WORK ITEM — From the records below, take each line where the string "Receipts" shows up and copy it.

[Opening INFORMATION PROVIDED section]

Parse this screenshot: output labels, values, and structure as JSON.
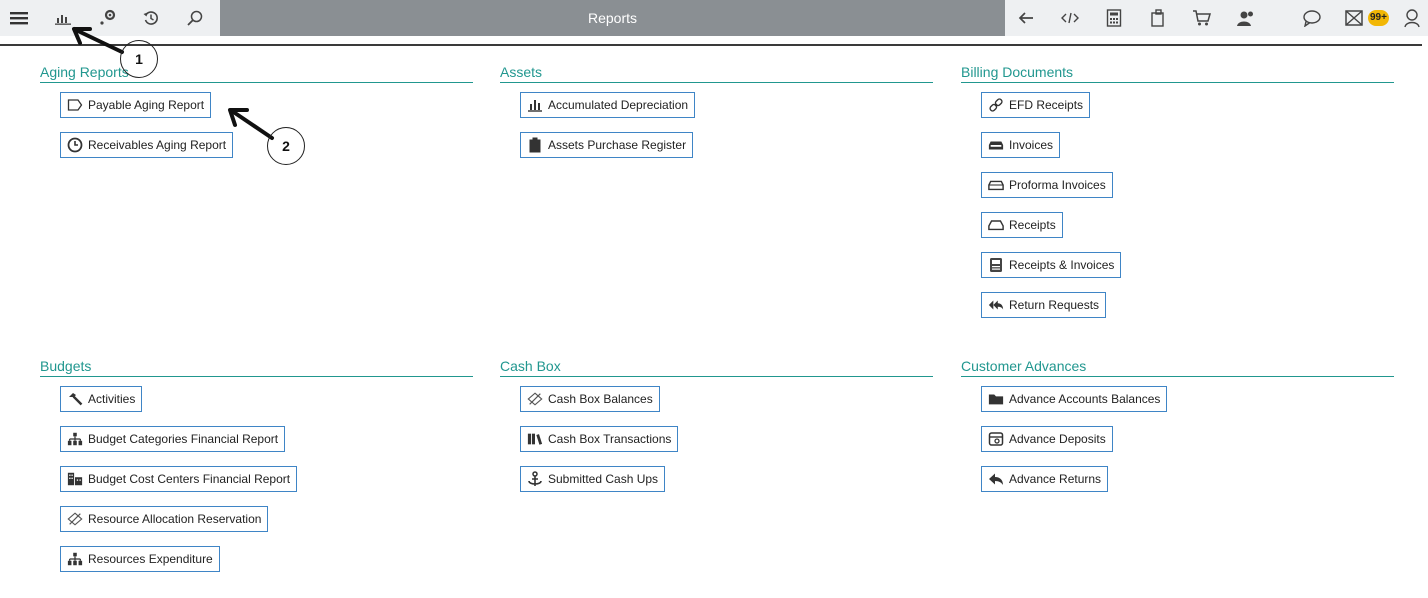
{
  "topbar": {
    "title": "Reports",
    "badge": "99+"
  },
  "sections": {
    "aging": {
      "title": "Aging Reports",
      "items": [
        "Payable Aging Report",
        "Receivables Aging Report"
      ]
    },
    "assets": {
      "title": "Assets",
      "items": [
        "Accumulated Depreciation",
        "Assets Purchase Register"
      ]
    },
    "billing": {
      "title": "Billing Documents",
      "items": [
        "EFD Receipts",
        "Invoices",
        "Proforma Invoices",
        "Receipts",
        "Receipts & Invoices",
        "Return Requests"
      ]
    },
    "budgets": {
      "title": "Budgets",
      "items": [
        "Activities",
        "Budget Categories Financial Report",
        "Budget Cost Centers Financial Report",
        "Resource Allocation Reservation",
        "Resources Expenditure"
      ]
    },
    "cashbox": {
      "title": "Cash Box",
      "items": [
        "Cash Box Balances",
        "Cash Box Transactions",
        "Submitted Cash Ups"
      ]
    },
    "advances": {
      "title": "Customer Advances",
      "items": [
        "Advance Accounts Balances",
        "Advance Deposits",
        "Advance Returns"
      ]
    }
  },
  "annotations": [
    "1",
    "2"
  ],
  "colors": {
    "accent": "#21978f",
    "button_border": "#3f85c6",
    "topbar_center": "#8a8f93"
  }
}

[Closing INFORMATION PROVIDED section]

TASK SOLUTION —
        "EFD Receipts",
        "Receipts",
        "Receipts & Invoices",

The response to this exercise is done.